Here’s a snippet of the updated machine list, with all machines added to the appropriate resource pool:
Resource pools are mostly for your use, helping you to budget servers within a given category. Untagged servers can be in a pool, so if you’ve got five servers in the “Prescriber controls” resource pool, you can tag them with “Pharmacy,” “Medication reconciliation,” etc., as you use them. It will also be obvious when you’re running low on servers for that pool, and need to either provision more or move some unused ones from another pool.
Another optional identifier for machines is the “Note” field. While it can be long, a portion of it shows up on the machine list, which makes it useful for adding special identifiers or groupings. In this example, we’ve added a vague identifier which might help an IT admin remember server locations or access rights.
You can edit notes by clicking on a machine name in the machine list, switching to the “Configuration” tab, and selecting the “Edit” button. These choices will bring you to a screen like this one:
From here, you can add free-form text into the “Note” field:
When you save the changes and return to the machine list, you’ll notice that the NOTE field for that machine now contains your changes:
Looking over your design, you notice that some of these resource pools must have their network traffic “fire-walled” from others – for example, Provider services and Nursing services shouldn’t be readily visible to Staff compensation or Food service.
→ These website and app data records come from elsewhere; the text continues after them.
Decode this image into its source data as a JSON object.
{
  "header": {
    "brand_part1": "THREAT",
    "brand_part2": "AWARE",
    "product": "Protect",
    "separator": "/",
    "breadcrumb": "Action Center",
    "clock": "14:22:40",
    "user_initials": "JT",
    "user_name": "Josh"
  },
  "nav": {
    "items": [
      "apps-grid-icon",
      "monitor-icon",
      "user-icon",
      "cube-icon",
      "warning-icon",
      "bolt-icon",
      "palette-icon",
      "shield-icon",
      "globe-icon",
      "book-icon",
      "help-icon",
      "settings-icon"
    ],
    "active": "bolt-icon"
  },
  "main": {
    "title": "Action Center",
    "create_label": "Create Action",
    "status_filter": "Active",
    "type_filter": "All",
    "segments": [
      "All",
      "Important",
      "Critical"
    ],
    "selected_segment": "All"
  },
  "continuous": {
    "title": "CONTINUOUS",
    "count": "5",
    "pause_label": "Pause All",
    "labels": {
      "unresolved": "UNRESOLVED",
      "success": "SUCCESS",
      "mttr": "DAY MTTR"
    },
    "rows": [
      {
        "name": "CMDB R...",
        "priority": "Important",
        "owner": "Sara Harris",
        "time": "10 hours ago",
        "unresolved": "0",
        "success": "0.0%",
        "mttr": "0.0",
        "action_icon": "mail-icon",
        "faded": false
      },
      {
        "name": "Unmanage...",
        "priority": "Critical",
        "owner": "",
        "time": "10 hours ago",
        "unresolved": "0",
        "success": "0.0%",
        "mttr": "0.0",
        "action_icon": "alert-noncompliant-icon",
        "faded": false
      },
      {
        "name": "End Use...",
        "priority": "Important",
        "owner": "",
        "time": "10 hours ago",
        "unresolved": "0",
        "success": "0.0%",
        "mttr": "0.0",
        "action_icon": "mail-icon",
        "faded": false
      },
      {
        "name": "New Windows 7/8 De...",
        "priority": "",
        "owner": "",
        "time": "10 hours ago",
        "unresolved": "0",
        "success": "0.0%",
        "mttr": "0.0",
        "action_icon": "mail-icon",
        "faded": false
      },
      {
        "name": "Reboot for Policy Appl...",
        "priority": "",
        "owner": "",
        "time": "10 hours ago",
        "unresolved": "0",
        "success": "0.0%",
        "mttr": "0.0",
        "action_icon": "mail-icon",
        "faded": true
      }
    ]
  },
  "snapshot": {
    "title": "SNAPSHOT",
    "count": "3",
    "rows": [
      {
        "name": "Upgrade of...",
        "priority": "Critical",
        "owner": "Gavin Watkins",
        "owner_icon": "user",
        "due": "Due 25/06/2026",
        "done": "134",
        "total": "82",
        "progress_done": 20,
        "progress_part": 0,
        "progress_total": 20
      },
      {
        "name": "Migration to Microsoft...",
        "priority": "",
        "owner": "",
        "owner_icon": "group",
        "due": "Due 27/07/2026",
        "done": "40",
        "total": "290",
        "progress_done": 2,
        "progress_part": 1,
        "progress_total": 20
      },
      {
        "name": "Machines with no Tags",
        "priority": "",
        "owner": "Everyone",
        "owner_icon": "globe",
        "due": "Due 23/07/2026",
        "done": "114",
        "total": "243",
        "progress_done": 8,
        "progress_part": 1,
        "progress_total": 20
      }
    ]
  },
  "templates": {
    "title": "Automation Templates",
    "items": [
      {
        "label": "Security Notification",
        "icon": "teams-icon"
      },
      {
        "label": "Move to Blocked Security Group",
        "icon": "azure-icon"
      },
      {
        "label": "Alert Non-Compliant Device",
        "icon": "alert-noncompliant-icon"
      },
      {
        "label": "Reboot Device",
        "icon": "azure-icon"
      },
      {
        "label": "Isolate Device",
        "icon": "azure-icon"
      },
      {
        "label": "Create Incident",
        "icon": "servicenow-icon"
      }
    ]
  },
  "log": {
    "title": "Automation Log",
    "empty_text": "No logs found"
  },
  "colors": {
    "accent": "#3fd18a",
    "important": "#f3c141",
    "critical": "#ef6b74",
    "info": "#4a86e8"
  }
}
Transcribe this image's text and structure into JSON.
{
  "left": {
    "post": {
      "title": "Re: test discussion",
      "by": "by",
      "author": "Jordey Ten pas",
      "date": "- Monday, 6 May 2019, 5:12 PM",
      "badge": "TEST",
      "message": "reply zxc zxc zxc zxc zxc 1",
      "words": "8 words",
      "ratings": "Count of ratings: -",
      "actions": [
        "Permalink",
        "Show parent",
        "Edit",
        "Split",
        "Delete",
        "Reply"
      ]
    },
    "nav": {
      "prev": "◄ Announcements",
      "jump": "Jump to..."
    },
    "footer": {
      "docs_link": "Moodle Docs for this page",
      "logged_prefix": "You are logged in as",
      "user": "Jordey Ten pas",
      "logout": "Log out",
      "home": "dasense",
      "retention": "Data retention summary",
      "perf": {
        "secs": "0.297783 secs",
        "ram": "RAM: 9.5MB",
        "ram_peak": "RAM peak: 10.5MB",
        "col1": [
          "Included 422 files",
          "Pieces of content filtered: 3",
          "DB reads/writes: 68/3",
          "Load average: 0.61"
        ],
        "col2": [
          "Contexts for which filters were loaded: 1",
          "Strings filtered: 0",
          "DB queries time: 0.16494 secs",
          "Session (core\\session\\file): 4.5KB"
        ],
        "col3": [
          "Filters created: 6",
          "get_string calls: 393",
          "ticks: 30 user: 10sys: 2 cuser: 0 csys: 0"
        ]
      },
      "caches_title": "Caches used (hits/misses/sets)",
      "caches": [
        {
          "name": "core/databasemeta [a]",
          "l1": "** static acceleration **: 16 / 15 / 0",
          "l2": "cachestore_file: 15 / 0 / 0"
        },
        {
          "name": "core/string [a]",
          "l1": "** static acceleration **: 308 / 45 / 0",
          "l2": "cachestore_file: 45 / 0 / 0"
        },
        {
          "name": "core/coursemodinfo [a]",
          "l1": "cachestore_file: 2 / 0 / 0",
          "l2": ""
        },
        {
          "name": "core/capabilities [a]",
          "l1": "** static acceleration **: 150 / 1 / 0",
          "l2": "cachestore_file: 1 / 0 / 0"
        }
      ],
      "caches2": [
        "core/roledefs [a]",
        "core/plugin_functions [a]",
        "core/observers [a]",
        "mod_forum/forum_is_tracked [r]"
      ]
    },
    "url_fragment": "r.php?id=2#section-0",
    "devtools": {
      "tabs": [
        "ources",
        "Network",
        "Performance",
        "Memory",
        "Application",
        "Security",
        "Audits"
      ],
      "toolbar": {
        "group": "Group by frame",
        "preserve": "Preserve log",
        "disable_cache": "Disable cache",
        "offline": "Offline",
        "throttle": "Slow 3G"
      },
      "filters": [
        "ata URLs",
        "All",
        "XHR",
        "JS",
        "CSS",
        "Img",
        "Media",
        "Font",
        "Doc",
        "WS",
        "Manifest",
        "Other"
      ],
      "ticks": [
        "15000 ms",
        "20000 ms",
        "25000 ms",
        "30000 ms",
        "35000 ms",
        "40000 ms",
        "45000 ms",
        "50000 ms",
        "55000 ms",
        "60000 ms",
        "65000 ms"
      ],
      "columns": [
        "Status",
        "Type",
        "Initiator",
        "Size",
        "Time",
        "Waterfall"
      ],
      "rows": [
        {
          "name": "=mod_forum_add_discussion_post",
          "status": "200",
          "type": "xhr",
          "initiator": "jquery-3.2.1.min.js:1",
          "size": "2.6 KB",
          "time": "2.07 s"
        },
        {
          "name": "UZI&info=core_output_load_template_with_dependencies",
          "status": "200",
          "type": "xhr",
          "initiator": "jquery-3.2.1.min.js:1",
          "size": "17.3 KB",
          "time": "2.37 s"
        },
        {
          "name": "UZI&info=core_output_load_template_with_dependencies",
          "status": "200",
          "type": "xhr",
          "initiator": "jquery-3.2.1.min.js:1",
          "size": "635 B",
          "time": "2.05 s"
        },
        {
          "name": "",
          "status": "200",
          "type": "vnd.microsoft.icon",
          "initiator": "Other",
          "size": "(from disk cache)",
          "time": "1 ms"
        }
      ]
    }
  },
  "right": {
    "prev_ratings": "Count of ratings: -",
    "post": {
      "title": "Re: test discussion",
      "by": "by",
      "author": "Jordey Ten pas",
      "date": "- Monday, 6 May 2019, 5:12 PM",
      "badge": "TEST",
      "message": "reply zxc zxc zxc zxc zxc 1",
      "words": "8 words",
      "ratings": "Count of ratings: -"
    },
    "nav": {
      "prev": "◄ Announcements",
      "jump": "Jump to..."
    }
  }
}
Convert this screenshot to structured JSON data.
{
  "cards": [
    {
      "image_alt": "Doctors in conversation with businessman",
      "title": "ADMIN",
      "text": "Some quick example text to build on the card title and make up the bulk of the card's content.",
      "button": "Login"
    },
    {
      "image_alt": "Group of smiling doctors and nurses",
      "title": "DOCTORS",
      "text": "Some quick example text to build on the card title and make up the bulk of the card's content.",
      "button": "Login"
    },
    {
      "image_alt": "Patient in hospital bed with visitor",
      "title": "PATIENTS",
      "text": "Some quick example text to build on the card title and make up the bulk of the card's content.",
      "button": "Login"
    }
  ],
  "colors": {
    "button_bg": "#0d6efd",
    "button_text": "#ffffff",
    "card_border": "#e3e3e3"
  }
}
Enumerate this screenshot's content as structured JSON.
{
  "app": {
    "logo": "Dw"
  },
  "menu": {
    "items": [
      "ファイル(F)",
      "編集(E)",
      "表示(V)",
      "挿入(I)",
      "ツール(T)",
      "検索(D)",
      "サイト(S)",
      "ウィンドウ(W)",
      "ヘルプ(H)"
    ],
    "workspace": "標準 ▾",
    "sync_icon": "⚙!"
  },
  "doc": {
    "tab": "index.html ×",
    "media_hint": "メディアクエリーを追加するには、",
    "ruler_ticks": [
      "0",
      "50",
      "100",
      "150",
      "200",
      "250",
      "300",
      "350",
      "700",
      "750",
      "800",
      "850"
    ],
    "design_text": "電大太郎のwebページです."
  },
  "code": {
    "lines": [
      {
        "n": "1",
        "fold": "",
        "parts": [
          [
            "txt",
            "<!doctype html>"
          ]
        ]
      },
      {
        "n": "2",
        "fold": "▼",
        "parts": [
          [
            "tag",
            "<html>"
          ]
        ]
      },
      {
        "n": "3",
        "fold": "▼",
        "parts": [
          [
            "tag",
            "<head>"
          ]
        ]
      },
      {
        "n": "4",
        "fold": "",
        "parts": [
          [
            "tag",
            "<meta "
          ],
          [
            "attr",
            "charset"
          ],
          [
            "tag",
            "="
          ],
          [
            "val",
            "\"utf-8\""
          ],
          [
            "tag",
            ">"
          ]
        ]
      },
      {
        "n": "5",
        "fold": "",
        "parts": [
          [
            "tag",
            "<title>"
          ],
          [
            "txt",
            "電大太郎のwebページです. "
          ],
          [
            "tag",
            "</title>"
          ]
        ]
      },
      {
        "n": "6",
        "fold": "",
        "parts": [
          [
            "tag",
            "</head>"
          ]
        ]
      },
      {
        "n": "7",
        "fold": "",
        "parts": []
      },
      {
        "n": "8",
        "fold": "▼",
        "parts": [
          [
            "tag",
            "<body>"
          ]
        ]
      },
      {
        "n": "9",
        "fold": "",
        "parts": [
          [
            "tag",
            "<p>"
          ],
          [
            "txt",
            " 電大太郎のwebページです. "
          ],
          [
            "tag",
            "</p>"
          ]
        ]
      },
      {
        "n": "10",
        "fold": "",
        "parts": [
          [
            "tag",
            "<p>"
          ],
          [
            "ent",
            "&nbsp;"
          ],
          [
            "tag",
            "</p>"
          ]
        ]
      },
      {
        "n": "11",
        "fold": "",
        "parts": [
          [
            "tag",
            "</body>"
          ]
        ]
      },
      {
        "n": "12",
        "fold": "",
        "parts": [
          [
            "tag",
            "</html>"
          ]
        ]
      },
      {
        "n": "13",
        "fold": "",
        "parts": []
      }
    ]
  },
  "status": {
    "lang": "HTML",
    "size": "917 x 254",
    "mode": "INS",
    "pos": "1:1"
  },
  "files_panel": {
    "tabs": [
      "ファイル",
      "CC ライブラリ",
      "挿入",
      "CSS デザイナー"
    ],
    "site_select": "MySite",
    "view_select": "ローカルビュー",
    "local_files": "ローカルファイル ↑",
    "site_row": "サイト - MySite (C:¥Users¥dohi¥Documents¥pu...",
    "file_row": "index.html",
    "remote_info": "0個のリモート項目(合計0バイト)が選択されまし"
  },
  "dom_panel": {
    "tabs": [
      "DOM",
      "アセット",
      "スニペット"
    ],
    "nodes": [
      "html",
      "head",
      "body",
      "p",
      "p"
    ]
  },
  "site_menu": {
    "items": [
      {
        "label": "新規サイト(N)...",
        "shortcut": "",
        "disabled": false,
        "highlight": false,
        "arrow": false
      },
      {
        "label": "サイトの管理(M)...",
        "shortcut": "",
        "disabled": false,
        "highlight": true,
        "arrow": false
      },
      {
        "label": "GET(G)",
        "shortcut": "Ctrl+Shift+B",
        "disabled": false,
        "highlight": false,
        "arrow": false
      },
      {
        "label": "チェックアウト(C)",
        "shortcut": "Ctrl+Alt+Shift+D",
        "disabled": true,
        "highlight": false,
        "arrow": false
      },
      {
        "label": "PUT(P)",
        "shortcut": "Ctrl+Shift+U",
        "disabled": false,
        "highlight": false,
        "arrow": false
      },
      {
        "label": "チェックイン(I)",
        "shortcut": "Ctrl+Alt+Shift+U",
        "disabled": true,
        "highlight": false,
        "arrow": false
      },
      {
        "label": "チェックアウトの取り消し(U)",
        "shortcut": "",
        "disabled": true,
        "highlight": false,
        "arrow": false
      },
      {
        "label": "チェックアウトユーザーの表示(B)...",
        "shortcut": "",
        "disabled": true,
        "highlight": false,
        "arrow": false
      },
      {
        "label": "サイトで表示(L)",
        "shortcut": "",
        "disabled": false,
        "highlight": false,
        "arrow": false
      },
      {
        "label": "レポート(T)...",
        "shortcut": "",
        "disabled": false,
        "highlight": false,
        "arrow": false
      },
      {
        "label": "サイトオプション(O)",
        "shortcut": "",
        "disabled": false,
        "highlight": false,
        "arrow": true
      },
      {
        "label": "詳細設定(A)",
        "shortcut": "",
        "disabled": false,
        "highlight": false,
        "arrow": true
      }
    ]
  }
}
Likewise, the relevant monitoring agencies require that facilities manage medications as a separate activity. The traditional way to separate these networks (other than creating entirely separate networks) would be a VLAN. Luckily, MAAS supports multiple VLANS. Adding one higher level to your design, you find yourself with this updated network topology:
|Provider services||Nursing services|
|Nursing meds||Prescriber controls|
|Staff compensation||Supplies & services|
Each of these higher-level groupings is ideal for a VLAN, so you create six of them, one for each division:
Adding a functional VLAN requires some additional (common) networking aspects, which we’ll cover later. In the meantime, though, here’s the short version of adding and naming the VLAN itself.
From anywhere on the MAAS page, select “Subnets” from the top menu-bar, which brings you to this screen:
Using the “Add” drop-down, select “VLAN:”
You’ll arrive at this screen, which allows you to specify the VLAN:
Enter the Name and ID of the VLAN, and select the fabric to enclose it (in this case, the “default” fabric):
When you’re satisfied with your choices, select “Add VLAN” to complete the operation.
Ignoring the networking aspects (for now), these VLANs should help isolate major functions and provide a level of data integrity and access control for your new hospital network.
Considering your network design so far, you notice that some of the VLANs need to be able to communicate with each other some of the time. In fact, you decide on three pairs of VLANs to cover this new networking situation:
|Caregiver services||Medication management|
|Accounts payable||Accounts receivable|
|Patient support||Staff support|
You want to incorporate these highest-level groupings into your network, but how? MAAS provides the answer with fabrics. A fabric is a set of interconnected VLANs that can communicate, so you simply create three fabrics, each covering one of these top-level categories.
You can add a fabric by selecting the “Subnets” tab, clicking on the “Add” drop-down, and choosing “Fabric:”
You’ll see the “Add fabric” dialog appear. Enter the desired fabric name and click “Add fabric:”
Here you’ll notice three new fabrics, one for each of the top-level groupings in your example network design:
Next, you’ll want to assign your VLANs to this fabric. Begin by clicking on any VLAN you want to move, which will bring you to a summary screen for that VLAN:
You can click “Edit” and choose the desired fabric from the drop-down list:
Finally, click “Save summary” to move this VLAN to the desired fabric. The end result of assigning our example VLANs to the three fabrics is shown below.